Results: This 65-year-old woman with β-thalassemia intermedia presented with new-onset dyspnea and syncope. She had a complicated medical history including: insulin dependent diabetes mellitus from iron overload in the pancreas, extramedullary hematopoiesis along lumbar and thoracic spine, prothrombin gene mutation, and hyperhomocysteinemia complicated by multiple episodes of deep venous thrombosis in her lower extremity and pulmonary embolism. Prior medical treatment had included anticoagulation, multiple transfusions, and splenectomy (age 16). She was referred for evaluation after echocardiogram revealed severely elevated right heart pressures. She underwent extensive evaluation including right heart catheterization that confirmed severe PAH. Her functional class IV symptoms (syncope) and severely elevated mean pulmonary artery pressure prompted the initiation of continuous epoprostenol therapy. Clinical follow-up documented significant improvement in functional class, 6minute walk distance, and right ventricular size and function as well as pulmonary arterial pressure on echocardiogram. At the request of the patient, epoprostenol was down-titrated and discontinued 3.5 years later. She was then safely transitioned to nifedipine therapy after verification of vasoresponsiveness by right heart catheterization.
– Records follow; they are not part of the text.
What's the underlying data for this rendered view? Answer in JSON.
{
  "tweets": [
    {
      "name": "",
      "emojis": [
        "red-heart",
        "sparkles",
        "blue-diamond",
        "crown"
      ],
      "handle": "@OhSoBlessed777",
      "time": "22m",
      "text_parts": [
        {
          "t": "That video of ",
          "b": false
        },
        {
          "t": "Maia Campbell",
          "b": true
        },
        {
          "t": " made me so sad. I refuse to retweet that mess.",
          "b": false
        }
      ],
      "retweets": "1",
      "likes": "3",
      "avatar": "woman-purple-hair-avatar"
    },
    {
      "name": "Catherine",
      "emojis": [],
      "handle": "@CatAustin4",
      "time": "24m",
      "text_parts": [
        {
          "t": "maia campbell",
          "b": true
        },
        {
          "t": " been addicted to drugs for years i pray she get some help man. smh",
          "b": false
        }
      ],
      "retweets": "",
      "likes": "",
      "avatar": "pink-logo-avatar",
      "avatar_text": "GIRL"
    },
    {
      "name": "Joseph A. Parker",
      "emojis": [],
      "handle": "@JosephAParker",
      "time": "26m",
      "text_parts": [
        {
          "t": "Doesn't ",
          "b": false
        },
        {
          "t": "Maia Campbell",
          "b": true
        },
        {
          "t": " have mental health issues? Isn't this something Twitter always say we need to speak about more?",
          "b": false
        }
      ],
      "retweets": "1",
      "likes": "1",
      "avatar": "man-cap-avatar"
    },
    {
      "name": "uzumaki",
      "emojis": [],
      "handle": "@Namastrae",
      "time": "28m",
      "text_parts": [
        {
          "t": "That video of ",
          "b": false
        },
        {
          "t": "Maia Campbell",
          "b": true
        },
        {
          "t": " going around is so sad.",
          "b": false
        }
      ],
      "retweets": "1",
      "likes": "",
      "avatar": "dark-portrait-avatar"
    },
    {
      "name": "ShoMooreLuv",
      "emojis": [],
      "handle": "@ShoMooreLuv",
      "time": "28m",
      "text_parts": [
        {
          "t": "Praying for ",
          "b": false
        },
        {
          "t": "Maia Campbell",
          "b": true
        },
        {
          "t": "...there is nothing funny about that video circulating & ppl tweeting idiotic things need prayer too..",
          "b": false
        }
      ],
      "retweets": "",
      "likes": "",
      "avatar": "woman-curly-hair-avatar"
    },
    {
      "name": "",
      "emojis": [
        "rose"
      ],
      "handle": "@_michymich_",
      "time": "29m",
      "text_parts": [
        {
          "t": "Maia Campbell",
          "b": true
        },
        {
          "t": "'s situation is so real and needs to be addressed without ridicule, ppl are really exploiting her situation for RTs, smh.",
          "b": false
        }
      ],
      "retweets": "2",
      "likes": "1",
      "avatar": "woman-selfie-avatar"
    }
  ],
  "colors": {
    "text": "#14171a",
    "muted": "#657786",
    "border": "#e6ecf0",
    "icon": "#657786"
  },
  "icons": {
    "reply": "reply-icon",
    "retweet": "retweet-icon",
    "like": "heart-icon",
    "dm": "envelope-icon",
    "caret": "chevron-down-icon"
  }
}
Her condition has remained stable on oral calcium channel blocker therapy with outpatient follow up in the Pulmonary Hypertension Clinic.

Conclusions: Epoprostenol therapy should be considered for the treatment in thalassemia patient with severe PAH and may potentially reverse the pathogenic process allowing safe transition to oral PAH therapy.